A PARALYMPICS debutant who had competed with able-bodied rivals including Neeraj Chopra earlier this year; an inspiration for a generation of para athletes; and, an athlete on a mission to wipe out heart-breaking memories — three javelin throwers with unique storylines won a gold, silver and bronze for India in different categories Monday in Tokyo.
This haul from track and field came on the day India got a historic shooting gold, with Avani Lekhara winning the 10m air rifle event, and its Para Games medal count reached a best-ever seven. Having won four medals last time in Rio, India is now 26th on the medal ladder.
The day’s showstopper was Sumit Antil, 23, who broke the world record thrice before winning gold in the F-64 category (based on level of disability) with a throw of 68.55m — about two metres more than his effort at the March 2021 Indian GP, which also had Tokyo Olympics gold-medallist Chopra.
Devendra Jhajharia, 40, won his third Paralympic medal with a silver-medal winning throw of 64.35m in the F-46 category. And his fellow Rajasthan athlete Sundar Singh Gurjar claimed the bronze in the same category with a throw of 64.01m.
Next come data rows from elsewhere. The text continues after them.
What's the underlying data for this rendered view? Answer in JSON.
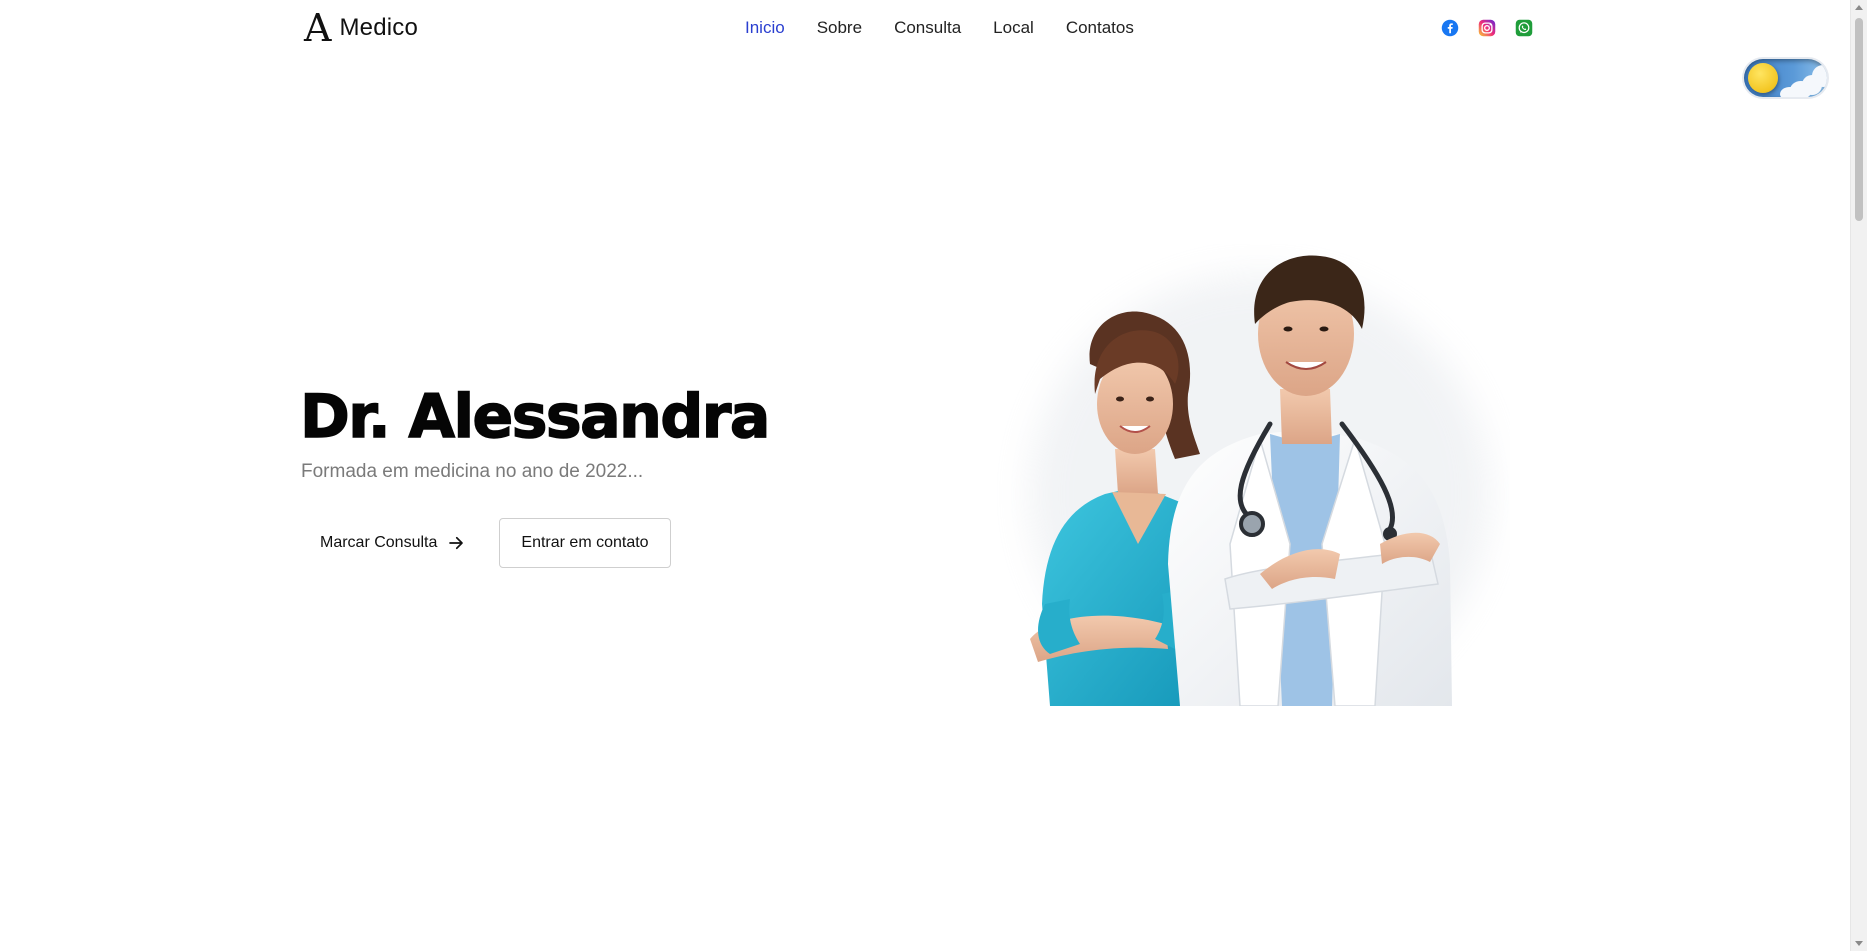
{
  "header": {
    "logo_mark": "A",
    "logo_text": "Medico",
    "nav": [
      {
        "label": "Inicio",
        "active": true
      },
      {
        "label": "Sobre",
        "active": false
      },
      {
        "label": "Consulta",
        "active": false
      },
      {
        "label": "Local",
        "active": false
      },
      {
        "label": "Contatos",
        "active": false
      }
    ],
    "socials": [
      {
        "icon": "facebook-icon",
        "color": "#1877f2"
      },
      {
        "icon": "instagram-icon",
        "color": "#d62976"
      },
      {
        "icon": "whatsapp-icon",
        "color": "#128c3a"
      }
    ],
    "active_color": "#2a3fd0"
  },
  "theme_toggle": {
    "state": "light"
  },
  "hero": {
    "title": "Dr. Alessandra",
    "subtitle": "Formada em medicina no ano de 2022...",
    "primary_button": "Marcar Consulta",
    "secondary_button": "Entrar em contato"
  }
}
Later, Antil’s mother Nirmala recalled those tough days of struggle. “I still remember the day Sumit lost his left leg after his bike was hit by a tractor near Sonepat (Haryana) as he was returning from tuition classes. When the doctors decided to amputate his leg, I asked myself what my son’s future would be like. But the way Sumit made his recovery and started a new life in sport was something I could not imagine. To see him win gold has made us forget that fateful day finally,” Nirmala told The Indian Express.
Antil’s father Ram Kumar, who had served in the IAF, died in 2004 due to cancer. Sumit, the youngest of four siblings, initially trained as a wrestler at his village Khewra before joining the SAI Centre at Bahalgarh. It was on January 5, 2015, that he met with the accident and spent more than 53 days at the Base Hospital at Delhi Cantt.
🔥 Sumit Antil sets a WR with his first 66.95m throw!
🔥 Breaks his OWN WR with his second 68.08m attempt!
🔥 Breaks it yet AGAIN in his 5th attempt with 68.55m
🔥 Wins the Men’s Javelin F64 #Gold for #IND! #Tokyo2020 #Paralympics #ParaAthletics pic.twitter.com/q3Nl2m1dLM
— #Tokyo2020 for India (@Tokyo2020hi) August 30, 2021
“I remember being conscious and making the call to the ambulance on my own. Each day…in hospital was like a long wait but then I would see videos of Paralympian Oscar Pistorius. I made sure that I joined sports after I came home and got the prosthetic leg from Pune,” Antil had said on Sunday before his event.
It was Antil’s meeting with para athlete Ram Kumar, which led him to 2018 Asian Para Games silver medallist Virender Dhankar in Sonepat before training under Dronacharya awardee Naval Singh. Initially, Singh made Sumit try the discus throw, but was impressed by his action and started training him in javelin, even renting a room for him near the Jawaharlal Nehru Stadium in Delhi.
“He had a prosthetic leg and I initially made him practice throws in the long jump pit from a distance of 25-30 m. I would tell him to walk and not run as running led to bleeding with the prosthetic leg rubbing against the knee. Suffering pain, he would try the throw while lying down in a hammer throw net,” said Naval Singh.
In the last three years, Antil has broken the world record several times. At the Paris Grand Prix in 2019 he set a new mark of 61.32m and later bettered it with a throw of 62.88m at the World Para Championships in Dubai. “In 2017, we took him to the Finland trip and it helped his technique too… now Antil does not fall due to the prosthetic blade,” the coach said.
Jhajharia, meanwhile, dedicated his silver medal to his father who succumbed to cancer last year. “My father had wanted to see me win another medal but sadly I lost him last year due to cancer. I did my best today and I am happy having won my third medal,” he said.
For Gurjar, who hails from a village on the Jaipur-Bharatpur NH-11 highway, it was redemption after heart-break in Rio in 2016 when he missed the final due to a 52-second delay in reporting at the venue.
Gurjar was once a regular on the able-bodied circuit, winning bronze in the 2013 national youth Athletics championship where Neeraj Chopra had won gold. However, Gurjar’s life changed on a holiday to a nearby village in 2015, when he lost his left hand after a tin fell on him from a roof.
“Those were not 52 seconds (in Rio), those were like 52 years for Sundar. That night, he contemplated suicide and I was with him every night in the following months. I would tell him that he could do better and when he resumed training, he would tell me that in Tokyo, he would win the medal and end the agony of those 52 seconds. To see him do that today feels special for both him and me,” Gurjar’s coach Mahaveer Singh Saini said.